Where to Go from Here
Playing blues in a solo fingerstyle context is a lot of fun and very rewarding. I hope this brief survey of a few sub-styles of the blues has inspired you to dig deeper into the music. I can’t stress it enough: Listen to and study the masters. Learn their songs and licks, but more importantly, absorb the feel of the music. If you can find a knowledgeable teacher to study with—whether it’s one-on-one or in a group setting—take advantage of it. This will have a tremendous effect on your rate of growth. Today there are plenty of guitar camps and workshops available that provide an opportunity to study with some of the living legends of this music. Have fun and good luck!
Here are a few recommended recordings. Many of these are compilations or “Best of” albums, so they’ll be especially helpful to those of you who may be new to this music or the artists we’ve discussed in this lesson. I have also created a Spotify playlist with selections from many of the albums listed below.
The Tradition Masters
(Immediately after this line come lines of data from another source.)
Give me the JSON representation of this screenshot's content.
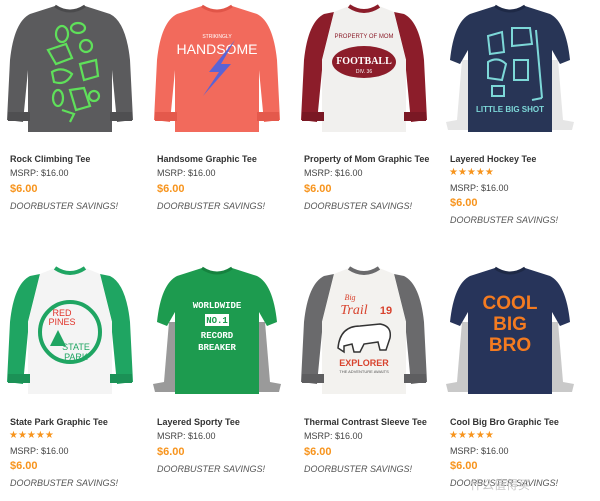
{
  "colors": {
    "accent": "#f7941d",
    "text": "#333333"
  },
  "products": [
    {
      "name": "Rock Climbing Tee",
      "stars": "",
      "msrp": "MSRP: $16.00",
      "price": "$6.00",
      "promo": "DOORBUSTER SAVINGS!"
    },
    {
      "name": "Handsome Graphic Tee",
      "stars": "",
      "msrp": "MSRP: $16.00",
      "price": "$6.00",
      "promo": "DOORBUSTER SAVINGS!"
    },
    {
      "name": "Property of Mom Graphic Tee",
      "stars": "",
      "msrp": "MSRP: $16.00",
      "price": "$6.00",
      "promo": "DOORBUSTER SAVINGS!"
    },
    {
      "name": "Layered Hockey Tee",
      "stars": "★★★★★",
      "msrp": "MSRP: $16.00",
      "price": "$6.00",
      "promo": "DOORBUSTER SAVINGS!"
    },
    {
      "name": "State Park Graphic Tee",
      "stars": "★★★★★",
      "msrp": "MSRP: $16.00",
      "price": "$6.00",
      "promo": "DOORBUSTER SAVINGS!"
    },
    {
      "name": "Layered Sporty Tee",
      "stars": "",
      "msrp": "MSRP: $16.00",
      "price": "$6.00",
      "promo": "DOORBUSTER SAVINGS!"
    },
    {
      "name": "Thermal Contrast Sleeve Tee",
      "stars": "",
      "msrp": "MSRP: $16.00",
      "price": "$6.00",
      "promo": "DOORBUSTER SAVINGS!"
    },
    {
      "name": "Cool Big Bro Graphic Tee",
      "stars": "★★★★★",
      "msrp": "MSRP: $16.00",
      "price": "$6.00",
      "promo": "DOORBUSTER SAVINGS!"
    }
  ],
  "shirt_graphics": {
    "handsome": [
      "STRIKINGLY",
      "HANDSOME"
    ],
    "football": [
      "PROPERTY OF MOM",
      "FOOTBALL",
      "DIV. 36"
    ],
    "hockey": [
      "LITTLE BIG SHOT"
    ],
    "park": [
      "RED",
      "PINES",
      "STATE",
      "PARK"
    ],
    "sporty": [
      "WORLDWIDE",
      "NO.1",
      "RECORD",
      "BREAKER"
    ],
    "trail": [
      "Big",
      "Trail",
      "19",
      "EXPLORER",
      "THE ADVENTURE AWAITS"
    ],
    "bro": [
      "COOL",
      "BIG",
      "BRO"
    ]
  },
  "watermark": "什么值得买"
}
Spend some time with this recording and you’re bound to pick up a few classic blues licks. Check out Hopkins’ monotone bass accompaniment on “Long Time.”
Big Bill Broonzy
Warm, Witty, and Wise
Here’s a nice collection of songs showcasing Broonzy's solid fingerstyle technique. Listen to “Long Tall Mama” and “Worrying You Off My Mind Part 1” as they creatively employ the monotone bass thumb technique we’ve discussed.
Mississippi John Hurt
1928 Sessions and Best of
These classic albums showcase great examples of alternate thumb technique along with Hurt's overall beautiful playing style. Check out “Stack O Lee” and “Got the Blues, Can’t Be Satisfied” from the 1928 Sessions, and “My Creole Belle” and “Make Me a Pallet on Your Floor” from the Best of recording.
The Best of
Great feel and drive is found in Blake’s music. You’d swear there’s more than one guitarist here. A few of my favorite tracks are “West Coast Blues” and “Blind Arthur’s Breakdown.”
Reverend Gary Davis
Blues & Ragtime
As the title suggests, there are wonderful blues and ragtime tunes found here. Check out “Buck Rag” for the cool counterpoint. Included in the liner notes are transcriptions (written in standard notation and TAB) of “Walkin’ Dog Blues,” “Buck Rag,” “Cocaine Blues,” “Hesitation Blues,” and “Baby, Let Me Lay It on You.”
The Complete Recordings
These are classics that all aspiring blues guitarists should spend time with. Johnson’s performance of “Kind Hearted Woman Blues” is a great example of the monotone bass accompaniment.
Original Delta Blues
This is a great compilation showcasing the raw and powerful playing of one of the great bluesmen. Take a listen to “Pearline” to hear it for yourself.
John Lee Hooker
20th Century Masters: The Best of John Lee Hooker (Millennium Collection)
If you need to add some boogie-woogie into your day, listen to “Shake It Baby” and “Lonely Boy Boogie.” These tracks are great examples of raw boogie-woogie.